MOSCOW (Reuters) – Russia opened a fraud case into funding of Kremlin critic Alexei Navalny’s campaign for Moscow mayor last year, in what he said was an attempt to intimidate opposition candidates ahead of local city elections.
Russia’s Investigative Committee said on Friday that police were carrying out searches at addresses in Moscow linked to three men it described as “close acquaintances and fellow fighters” of Navalny, who is held under house arrest.
PERM, Russia (Reuters) – At the foot of the Ural Mountains stands a symbol of how even the best intentions in Russia can enable well-connected individuals to bleed money from the state.

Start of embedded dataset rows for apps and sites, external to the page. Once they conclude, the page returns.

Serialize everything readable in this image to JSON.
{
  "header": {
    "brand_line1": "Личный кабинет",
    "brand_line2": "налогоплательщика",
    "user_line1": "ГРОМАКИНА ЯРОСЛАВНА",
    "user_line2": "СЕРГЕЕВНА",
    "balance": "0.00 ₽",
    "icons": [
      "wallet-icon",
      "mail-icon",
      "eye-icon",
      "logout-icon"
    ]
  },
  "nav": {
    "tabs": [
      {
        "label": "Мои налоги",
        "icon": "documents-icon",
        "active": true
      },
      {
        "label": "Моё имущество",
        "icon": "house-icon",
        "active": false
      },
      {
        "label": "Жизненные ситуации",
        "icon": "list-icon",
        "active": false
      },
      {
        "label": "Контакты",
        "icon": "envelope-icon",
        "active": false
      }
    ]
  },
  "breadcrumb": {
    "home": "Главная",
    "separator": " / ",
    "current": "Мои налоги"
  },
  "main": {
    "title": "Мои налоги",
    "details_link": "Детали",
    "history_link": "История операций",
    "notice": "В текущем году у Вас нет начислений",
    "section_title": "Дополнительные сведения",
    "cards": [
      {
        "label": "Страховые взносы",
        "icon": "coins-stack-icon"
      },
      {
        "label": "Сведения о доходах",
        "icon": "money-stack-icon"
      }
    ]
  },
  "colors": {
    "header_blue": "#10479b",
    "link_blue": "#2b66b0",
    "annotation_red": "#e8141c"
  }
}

It’s a modern hospital built in this industrial city of a million people, and intended to be a flagship of a grand project to improve the country’s healthcare.
The hospital’s chain-smoking director, Sergei Sukhanov, loves his new facility, the Federal Centre for Cardiovascular Surgery, which has beds for 167 patients. He also admires Russian President Vladimir Putin, who championed the hospital and whose letter of thanks to the surgeon adorns his office.
(Reuters) – The two obscure companies that bungled Putin’s hospital-building project were part-owned by two of the president’s longtime associates, corporate records show.
One was Rosmodulstroi, set up to build and own a module factory. Nikolai Shamalov and Dmitry Gorelov, the Putin associates, each owned 10 percent of the business, according to the company’s founding documents. Russian businessman Sergei Kolesnikov also had a 10 percent stake, according to the documents.
MOSCOW (Reuters) – Belarussian President Alexander Lukashenko has criticized separatist referendums in Ukraine and warned Russia not to take any more ex-Soviet territory after annexing Crimea, Russian media reported.
“Ukraine must be a united, whole state. Both the east and the west are Ukraine,” Lukashenko was quoted as saying in an interview late on Wednesday with Internet channel Dozhd.
MOSCOW (Reuters) – In 2010, a St. Petersburg businessman called Sergei Kolesnikov published an open letter to Dmitry Medvedev, who was then president of Russia while Vladimir Putin held the post of prime minister. Among other things, Kolesnikov claimed that a luxurious estate was being built near the Black Sea for the benefit of Putin.
This extravagant Italianate mansion had a helicopter landing pad, summer theatre and underground tunnels. Located near Gelendzhik, close to the Black Sea coast, the mansion was quickly dubbed “Putin’s palace” and covered by Russian and international media. The Kremlin denied Putin had any connection to it.
MOSCOW, April 29 (Reuters) – Russian asset prices rose on
Tuesday, reflecting investors’ relief that new Western sanctions
against Russia over Ukraine were less severe than many had
feared, but shares gave up some gains after further civil unrest
in eastern Ukraine.
At the close the rouble-denominated MICEX share index
was up 0.4 percent to 1,305 points, while the dollar-denominated
RTS had risen 1.2 percent to 1,153 points.
MOSCOW, April 24 (Reuters) – Russia’s third biggest bank
moved almost $7 billion to the central bank as tension over
Ukraine rose in March and joined others in slashing its deposits
in foreign banks where they could be frozen if more
international sanctions are imposed.
The movement of funds by Gazprombank, revealed in data
published by the central bank, means that at the beginning of
April its foreign currency on deposit at the central bank
dwarfed those of other major Russian banks.
MOSCOW, April 17 (Reuters) – Russian shares and the rouble
rose on Thursday, as investors drew hope from talks in Geneva to
resolve the political crisis in Ukraine, shrugging off ominous
remarks from President Vladimir Putin about his “right” to
deploy troops there.
At market close at 1500 GMT the rouble-denominated MICEX
share index was up 0.5 percent to 1,330 points, while the
dollar-denominated RTS had risen 1.6 percent to 1,173 points,
helped by a stronger rouble.
MOSCOW, April 9 (Reuters) – A surge in capital outflows from
Russia underscores how international tensions over Ukraine are
adding to the woes of Russia’s already struggling economy.
Russia’s central bank has published balance of payments data
that showed an estimated $63.7 billion in net capital outflow in
the first three months of this year – as much as the $63 billion
in outflows seen during the whole of 2013.
MOSCOW (Reuters) – Russia is getting out its chequebook to bankroll the region of Crimea, newly incorporated into Russia following its rapid annexation last month.
Moscow has pledged to spend billions of dollars on everything from higher pensions to a bridge linking the region to Russia, with almost $7 billion (4 billion pounds) earmarked this year alone.